Maintaining the standard from the graph above, let’s define
xas the price ratio change from time 0 to time 1:
The constant product,
k, is the product of reserves of the two tokens. At time
t=0, we know:
Since we are assuming no swap fees or other rewards, we know that the constant product must remain the same from time 0 to time 1, according to the standard rules for a constant product AMM. This gives us the following equation.
Combining the last two definitions, we can derive the amount of ETH and DAO tokens available upon withdrawal from the LP position, represented by the formula below. Derivation is left as an exercise for the reader.
For simplicity, we can actually assume that:
We can make this assumption without loss of generality because impermanent loss only cares about the price ratio change between time 0 and time 1, and not about the absolute prices between those two times. This ensures the validity of the next few formulas.

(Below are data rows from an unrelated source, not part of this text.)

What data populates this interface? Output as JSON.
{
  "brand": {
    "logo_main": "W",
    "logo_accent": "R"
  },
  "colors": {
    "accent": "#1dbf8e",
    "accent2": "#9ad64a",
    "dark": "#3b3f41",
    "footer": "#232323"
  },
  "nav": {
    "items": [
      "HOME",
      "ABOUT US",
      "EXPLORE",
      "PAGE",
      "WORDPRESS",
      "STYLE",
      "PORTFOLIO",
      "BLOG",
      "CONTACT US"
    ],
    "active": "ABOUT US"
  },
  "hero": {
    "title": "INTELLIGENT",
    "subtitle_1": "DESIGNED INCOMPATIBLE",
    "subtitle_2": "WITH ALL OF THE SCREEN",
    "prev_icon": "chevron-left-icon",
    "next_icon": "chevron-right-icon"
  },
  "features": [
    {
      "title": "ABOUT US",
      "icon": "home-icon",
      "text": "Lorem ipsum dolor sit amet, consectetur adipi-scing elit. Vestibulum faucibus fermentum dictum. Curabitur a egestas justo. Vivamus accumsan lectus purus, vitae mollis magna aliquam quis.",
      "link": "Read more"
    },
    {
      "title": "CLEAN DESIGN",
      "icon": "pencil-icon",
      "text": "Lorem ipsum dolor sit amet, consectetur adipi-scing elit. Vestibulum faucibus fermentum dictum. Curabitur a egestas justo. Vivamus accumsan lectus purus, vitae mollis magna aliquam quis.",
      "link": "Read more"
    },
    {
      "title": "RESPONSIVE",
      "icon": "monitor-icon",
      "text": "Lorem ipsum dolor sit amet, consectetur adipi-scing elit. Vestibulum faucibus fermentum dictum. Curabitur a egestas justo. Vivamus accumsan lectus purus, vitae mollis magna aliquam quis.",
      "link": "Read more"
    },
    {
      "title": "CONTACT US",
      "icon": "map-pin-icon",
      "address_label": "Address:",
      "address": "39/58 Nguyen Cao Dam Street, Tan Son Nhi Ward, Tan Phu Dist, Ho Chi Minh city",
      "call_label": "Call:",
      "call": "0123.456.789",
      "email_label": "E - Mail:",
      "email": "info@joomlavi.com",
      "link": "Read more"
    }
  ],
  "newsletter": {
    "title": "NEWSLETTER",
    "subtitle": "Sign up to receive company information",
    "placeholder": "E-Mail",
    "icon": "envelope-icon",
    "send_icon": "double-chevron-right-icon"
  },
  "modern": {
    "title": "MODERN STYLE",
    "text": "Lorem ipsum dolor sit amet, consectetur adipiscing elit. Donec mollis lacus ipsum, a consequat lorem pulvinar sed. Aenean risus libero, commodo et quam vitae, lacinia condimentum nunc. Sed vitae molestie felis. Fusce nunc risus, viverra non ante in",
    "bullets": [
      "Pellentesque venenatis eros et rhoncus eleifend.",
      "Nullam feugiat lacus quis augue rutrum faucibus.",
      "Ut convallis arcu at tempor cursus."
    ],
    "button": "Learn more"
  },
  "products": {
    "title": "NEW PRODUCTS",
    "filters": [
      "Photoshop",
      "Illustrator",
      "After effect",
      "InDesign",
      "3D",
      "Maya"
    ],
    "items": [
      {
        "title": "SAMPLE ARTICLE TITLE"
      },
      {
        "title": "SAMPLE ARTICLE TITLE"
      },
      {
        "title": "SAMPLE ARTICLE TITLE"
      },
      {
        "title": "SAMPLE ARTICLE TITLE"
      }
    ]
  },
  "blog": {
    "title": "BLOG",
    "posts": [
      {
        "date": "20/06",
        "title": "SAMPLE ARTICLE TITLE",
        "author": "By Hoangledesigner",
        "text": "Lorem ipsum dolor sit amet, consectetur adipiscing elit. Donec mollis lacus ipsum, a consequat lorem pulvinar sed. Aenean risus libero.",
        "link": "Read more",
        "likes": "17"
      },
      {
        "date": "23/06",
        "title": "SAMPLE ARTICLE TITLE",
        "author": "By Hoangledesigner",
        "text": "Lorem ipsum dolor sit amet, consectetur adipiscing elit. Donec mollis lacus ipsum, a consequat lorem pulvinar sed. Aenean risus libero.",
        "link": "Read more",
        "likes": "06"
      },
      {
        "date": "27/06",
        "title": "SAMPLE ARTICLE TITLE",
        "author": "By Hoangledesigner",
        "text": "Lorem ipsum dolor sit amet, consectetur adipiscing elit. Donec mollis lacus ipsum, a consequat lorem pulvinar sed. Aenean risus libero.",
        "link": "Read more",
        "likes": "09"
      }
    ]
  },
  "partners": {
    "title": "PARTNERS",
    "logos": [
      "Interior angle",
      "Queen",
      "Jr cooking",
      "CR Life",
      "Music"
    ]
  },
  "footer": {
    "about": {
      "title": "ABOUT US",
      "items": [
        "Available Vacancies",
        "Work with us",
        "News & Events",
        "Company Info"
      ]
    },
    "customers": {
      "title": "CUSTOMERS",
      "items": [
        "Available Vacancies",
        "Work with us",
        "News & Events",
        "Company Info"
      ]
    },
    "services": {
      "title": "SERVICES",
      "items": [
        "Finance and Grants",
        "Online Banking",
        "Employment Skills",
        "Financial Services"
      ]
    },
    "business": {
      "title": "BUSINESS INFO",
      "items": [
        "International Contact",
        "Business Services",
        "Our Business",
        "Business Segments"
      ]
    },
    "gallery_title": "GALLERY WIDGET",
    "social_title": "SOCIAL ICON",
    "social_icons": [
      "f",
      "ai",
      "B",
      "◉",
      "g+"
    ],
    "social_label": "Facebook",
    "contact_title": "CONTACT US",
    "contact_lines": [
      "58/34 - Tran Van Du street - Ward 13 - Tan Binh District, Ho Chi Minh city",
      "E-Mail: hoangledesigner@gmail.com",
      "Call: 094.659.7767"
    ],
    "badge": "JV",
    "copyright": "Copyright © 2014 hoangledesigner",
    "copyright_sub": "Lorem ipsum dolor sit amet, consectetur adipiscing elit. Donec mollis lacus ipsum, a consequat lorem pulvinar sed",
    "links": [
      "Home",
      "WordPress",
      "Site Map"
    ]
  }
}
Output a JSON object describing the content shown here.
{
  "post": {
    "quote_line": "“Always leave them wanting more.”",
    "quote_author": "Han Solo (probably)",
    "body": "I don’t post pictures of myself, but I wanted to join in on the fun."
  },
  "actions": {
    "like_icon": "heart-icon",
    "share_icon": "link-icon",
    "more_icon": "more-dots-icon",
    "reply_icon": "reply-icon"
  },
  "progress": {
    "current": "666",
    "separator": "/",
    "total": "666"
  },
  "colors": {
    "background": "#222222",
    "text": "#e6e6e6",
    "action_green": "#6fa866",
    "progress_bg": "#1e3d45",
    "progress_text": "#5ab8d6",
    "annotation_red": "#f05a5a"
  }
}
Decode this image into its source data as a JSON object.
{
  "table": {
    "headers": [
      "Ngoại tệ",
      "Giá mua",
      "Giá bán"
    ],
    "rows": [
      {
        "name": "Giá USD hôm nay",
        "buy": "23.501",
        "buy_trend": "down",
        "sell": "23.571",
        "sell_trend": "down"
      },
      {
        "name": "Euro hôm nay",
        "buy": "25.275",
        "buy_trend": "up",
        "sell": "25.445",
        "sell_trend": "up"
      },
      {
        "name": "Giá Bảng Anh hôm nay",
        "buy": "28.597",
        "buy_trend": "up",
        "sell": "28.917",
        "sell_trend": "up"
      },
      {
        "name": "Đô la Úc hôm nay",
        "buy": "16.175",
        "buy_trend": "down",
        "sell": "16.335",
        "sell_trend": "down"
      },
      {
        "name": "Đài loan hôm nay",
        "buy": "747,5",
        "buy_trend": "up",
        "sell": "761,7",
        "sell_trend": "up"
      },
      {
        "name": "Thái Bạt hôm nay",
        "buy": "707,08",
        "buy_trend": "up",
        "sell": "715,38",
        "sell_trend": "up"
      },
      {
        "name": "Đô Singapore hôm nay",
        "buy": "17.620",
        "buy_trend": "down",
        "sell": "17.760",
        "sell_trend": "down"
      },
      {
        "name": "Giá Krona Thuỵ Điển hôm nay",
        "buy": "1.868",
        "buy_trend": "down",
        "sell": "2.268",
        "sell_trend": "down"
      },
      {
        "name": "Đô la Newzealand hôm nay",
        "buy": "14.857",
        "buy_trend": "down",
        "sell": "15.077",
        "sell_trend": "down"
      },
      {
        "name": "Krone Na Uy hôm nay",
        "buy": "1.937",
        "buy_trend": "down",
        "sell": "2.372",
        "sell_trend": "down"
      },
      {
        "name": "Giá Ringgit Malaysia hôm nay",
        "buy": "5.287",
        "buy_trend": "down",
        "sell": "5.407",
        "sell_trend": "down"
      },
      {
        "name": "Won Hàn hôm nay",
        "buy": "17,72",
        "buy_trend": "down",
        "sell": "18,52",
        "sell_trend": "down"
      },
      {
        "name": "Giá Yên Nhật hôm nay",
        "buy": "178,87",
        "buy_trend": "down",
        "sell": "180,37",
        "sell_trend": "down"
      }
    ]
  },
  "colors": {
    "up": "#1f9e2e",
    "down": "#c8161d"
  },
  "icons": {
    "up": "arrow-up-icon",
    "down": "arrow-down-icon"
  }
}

Working with this assumption, we can now define the “base profits” for each side – i.e. the absolute returns upon immediate withdrawal from the LP position.
Now that we know how much of each token the LP position returns upon immediate withdrawal, we can determine how much must be swapped to either side based on the interest rate floor and ceiling of 0.
sistands for “swap in”.
Now that we know swap amounts, we can calculate how much of each side is received from the swap (”swap out”).
We sum the initial amount received from the position with amounts swapped in and out. This determines the absolute returns of the position.
And the final returns:
Assuming our base parameters of the interest rate floor and ceiling, we can now plug in these formulas and view how impermanent loss is distributed for the LP. Below, the blue line represents the standard impermanent loss profile for a Uni V2 position, while the orange line represents that of an LP who deposits via Rift.
Blue is the standard impermanent loss experience by liquidity providers in AMMs. Orange is the reduced impermanent loss experienced by LPs in the Rift Protocol.
As we can see, Rift LPs (ETH depositors) receive impermanent loss protection.
When the price of the governance token increases vs ETH (
x>1), the ratio of assets in the pool has been skewed such that there are now fewer DAO tokens and more ETH in the LP position. In this scenario, the excess ETH in the position is swapped for governance tokens to pay back the DAO and make their position whole, never going below the LPs initial deposit.
When the price of the governance token decreases vs ETH (
x<1), the ratio of assets in the pool has been skewed such that there are now more DAO tokens and fewer ETH in the LP position. In this scenario, the excess governance tokens are swapped for ETH to make the liquidity providers whole.
Now we can add in the return profile for DAOs.
Blue: Standard IL; Orange: IL for LPs in Rift; Green: IL for DAOs in Rift
This graph and these calculations assume there are no swap fees or other rewards; however, if swap fees outweigh IL, then any excess ETH is retained as profits for LPs.